• **DESCRIPTION OF THE TASK**
Each entry below has to be written out again without any change.

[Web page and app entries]
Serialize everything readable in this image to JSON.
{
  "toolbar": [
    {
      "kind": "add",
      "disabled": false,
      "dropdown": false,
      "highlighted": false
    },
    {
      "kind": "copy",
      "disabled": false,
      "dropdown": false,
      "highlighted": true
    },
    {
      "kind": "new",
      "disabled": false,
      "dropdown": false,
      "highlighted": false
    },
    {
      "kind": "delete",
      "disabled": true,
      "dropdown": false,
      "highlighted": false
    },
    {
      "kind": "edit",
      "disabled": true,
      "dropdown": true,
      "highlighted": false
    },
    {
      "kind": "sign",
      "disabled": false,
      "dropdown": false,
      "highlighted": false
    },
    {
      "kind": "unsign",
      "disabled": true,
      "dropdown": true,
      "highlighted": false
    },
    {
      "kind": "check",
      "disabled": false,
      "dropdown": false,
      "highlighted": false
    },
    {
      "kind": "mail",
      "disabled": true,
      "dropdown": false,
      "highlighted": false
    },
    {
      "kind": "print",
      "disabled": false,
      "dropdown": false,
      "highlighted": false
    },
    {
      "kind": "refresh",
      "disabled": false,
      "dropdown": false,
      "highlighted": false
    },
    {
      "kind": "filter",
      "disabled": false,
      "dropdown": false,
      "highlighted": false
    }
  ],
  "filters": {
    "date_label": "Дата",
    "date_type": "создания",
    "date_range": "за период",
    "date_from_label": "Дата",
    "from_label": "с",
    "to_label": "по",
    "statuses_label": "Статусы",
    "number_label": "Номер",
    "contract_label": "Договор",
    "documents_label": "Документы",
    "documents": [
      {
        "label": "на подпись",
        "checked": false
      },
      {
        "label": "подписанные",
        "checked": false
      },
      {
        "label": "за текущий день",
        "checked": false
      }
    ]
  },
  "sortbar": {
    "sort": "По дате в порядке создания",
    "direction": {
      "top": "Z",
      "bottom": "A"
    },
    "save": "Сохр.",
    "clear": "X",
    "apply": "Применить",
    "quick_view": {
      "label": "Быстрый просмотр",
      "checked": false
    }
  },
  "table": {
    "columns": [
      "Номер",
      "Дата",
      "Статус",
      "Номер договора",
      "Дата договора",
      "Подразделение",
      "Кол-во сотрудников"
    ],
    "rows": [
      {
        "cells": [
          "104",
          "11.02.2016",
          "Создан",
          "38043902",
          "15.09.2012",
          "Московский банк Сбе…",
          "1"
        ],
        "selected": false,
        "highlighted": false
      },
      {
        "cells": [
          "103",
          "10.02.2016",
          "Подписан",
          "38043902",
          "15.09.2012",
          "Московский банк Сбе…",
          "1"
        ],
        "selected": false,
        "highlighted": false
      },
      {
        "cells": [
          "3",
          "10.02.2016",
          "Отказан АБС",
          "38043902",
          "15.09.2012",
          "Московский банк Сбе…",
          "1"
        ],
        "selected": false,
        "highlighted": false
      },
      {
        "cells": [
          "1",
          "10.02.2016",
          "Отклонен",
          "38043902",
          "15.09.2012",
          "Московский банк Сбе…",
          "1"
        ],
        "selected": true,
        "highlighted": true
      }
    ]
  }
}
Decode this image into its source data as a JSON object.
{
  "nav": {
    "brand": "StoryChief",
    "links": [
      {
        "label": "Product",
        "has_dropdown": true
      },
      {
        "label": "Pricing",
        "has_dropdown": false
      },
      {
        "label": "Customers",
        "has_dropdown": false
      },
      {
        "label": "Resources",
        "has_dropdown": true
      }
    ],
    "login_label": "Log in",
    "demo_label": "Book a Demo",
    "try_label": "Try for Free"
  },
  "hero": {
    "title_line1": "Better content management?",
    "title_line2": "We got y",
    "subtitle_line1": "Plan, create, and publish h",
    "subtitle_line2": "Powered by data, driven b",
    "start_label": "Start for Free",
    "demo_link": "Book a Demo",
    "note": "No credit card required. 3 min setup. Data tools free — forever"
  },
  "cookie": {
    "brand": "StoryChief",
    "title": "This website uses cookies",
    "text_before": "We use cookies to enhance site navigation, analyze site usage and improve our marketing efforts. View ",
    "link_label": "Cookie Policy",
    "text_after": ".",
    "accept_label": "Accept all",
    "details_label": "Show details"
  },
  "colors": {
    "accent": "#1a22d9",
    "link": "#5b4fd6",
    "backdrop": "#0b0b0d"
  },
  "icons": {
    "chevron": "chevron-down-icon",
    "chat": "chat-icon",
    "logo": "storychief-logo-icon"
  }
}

• **REPLY TO THE TASK**
Serialize everything readable in this image to JSON.
{
  "toolbar": [
    {
      "kind": "add",
      "disabled": false,
      "dropdown": false,
      "highlighted": false
    },
    {
      "kind": "copy",
      "disabled": false,
      "dropdown": false,
      "highlighted": true
    },
    {
      "kind": "new",
      "disabled": false,
      "dropdown": false,
      "highlighted": false
    },
    {
      "kind": "delete",
      "disabled": true,
      "dropdown": false,
      "highlighted": false
    },
    {
      "kind": "edit",
      "disabled": true,
      "dropdown": true,
      "highlighted": false
    },
    {
      "kind": "sign",
      "disabled": false,
      "dropdown": false,
      "highlighted": false
    },
    {
      "kind": "unsign",
      "disabled": true,
      "dropdown": true,
      "highlighted": false
    },
    {
      "kind": "check",
      "disabled": false,
      "dropdown": false,
      "highlighted": false
    },
    {
      "kind": "mail",
      "disabled": true,
      "dropdown": false,
      "highlighted": false
    },
    {
      "kind": "print",
      "disabled": false,
      "dropdown": false,
      "highlighted": false
    },
    {
      "kind": "refresh",
      "disabled": false,
      "dropdown": false,
      "highlighted": false
    },
    {
      "kind": "filter",
      "disabled": false,
      "dropdown": false,
      "highlighted": false
    }
  ],
  "filters": {
    "date_label": "Дата",
    "date_type": "создания",
    "date_range": "за период",
    "date_from_label": "Дата",
    "from_label": "с",
    "to_label": "по",
    "statuses_label": "Статусы",
    "number_label": "Номер",
    "contract_label": "Договор",
    "documents_label": "Документы",
    "documents": [
      {
        "label": "на подпись",
        "checked": false
      },
      {
        "label": "подписанные",
        "checked": false
      },
      {
        "label": "за текущий день",
        "checked": false
      }
    ]
  },
  "sortbar": {
    "sort": "По дате в порядке создания",
    "direction": {
      "top": "Z",
      "bottom": "A"
    },
    "save": "Сохр.",
    "clear": "X",
    "apply": "Применить",
    "quick_view": {
      "label": "Быстрый просмотр",
      "checked": false
    }
  },
  "table": {
    "columns": [
      "Номер",
      "Дата",
      "Статус",
      "Номер договора",
      "Дата договора",
      "Подразделение",
      "Кол-во сотрудников"
    ],
    "rows": [
      {
        "cells": [
          "104",
          "11.02.2016",
          "Создан",
          "38043902",
          "15.09.2012",
          "Московский банк Сбе…",
          "1"
        ],
        "selected": false,
        "highlighted": false
      },
      {
        "cells": [
          "103",
          "10.02.2016",
          "Подписан",
          "38043902",
          "15.09.2012",
          "Московский банк Сбе…",
          "1"
        ],
        "selected": false,
        "highlighted": false
      },
      {
        "cells": [
          "3",
          "10.02.2016",
          "Отказан АБС",
          "38043902",
          "15.09.2012",
          "Московский банк Сбе…",
          "1"
        ],
        "selected": false,
        "highlighted": false
      },
      {
        "cells": [
          "1",
          "10.02.2016",
          "Отклонен",
          "38043902",
          "15.09.2012",
          "Московский банк Сбе…",
          "1"
        ],
        "selected": true,
        "highlighted": true
      }
    ]
  }
}
Decode this image into its source data as a JSON object.
{
  "nav": {
    "brand": "StoryChief",
    "links": [
      {
        "label": "Product",
        "has_dropdown": true
      },
      {
        "label": "Pricing",
        "has_dropdown": false
      },
      {
        "label": "Customers",
        "has_dropdown": false
      },
      {
        "label": "Resources",
        "has_dropdown": true
      }
    ],
    "login_label": "Log in",
    "demo_label": "Book a Demo",
    "try_label": "Try for Free"
  },
  "hero": {
    "title_line1": "Better content management?",
    "title_line2": "We got y",
    "subtitle_line1": "Plan, create, and publish h",
    "subtitle_line2": "Powered by data, driven b",
    "start_label": "Start for Free",
    "demo_link": "Book a Demo",
    "note": "No credit card required. 3 min setup. Data tools free — forever"
  },
  "cookie": {
    "brand": "StoryChief",
    "title": "This website uses cookies",
    "text_before": "We use cookies to enhance site navigation, analyze site usage and improve our marketing efforts. View ",
    "link_label": "Cookie Policy",
    "text_after": ".",
    "accept_label": "Accept all",
    "details_label": "Show details"
  },
  "colors": {
    "accent": "#1a22d9",
    "link": "#5b4fd6",
    "backdrop": "#0b0b0d"
  },
  "icons": {
    "chevron": "chevron-down-icon",
    "chat": "chat-icon",
    "logo": "storychief-logo-icon"
  }
}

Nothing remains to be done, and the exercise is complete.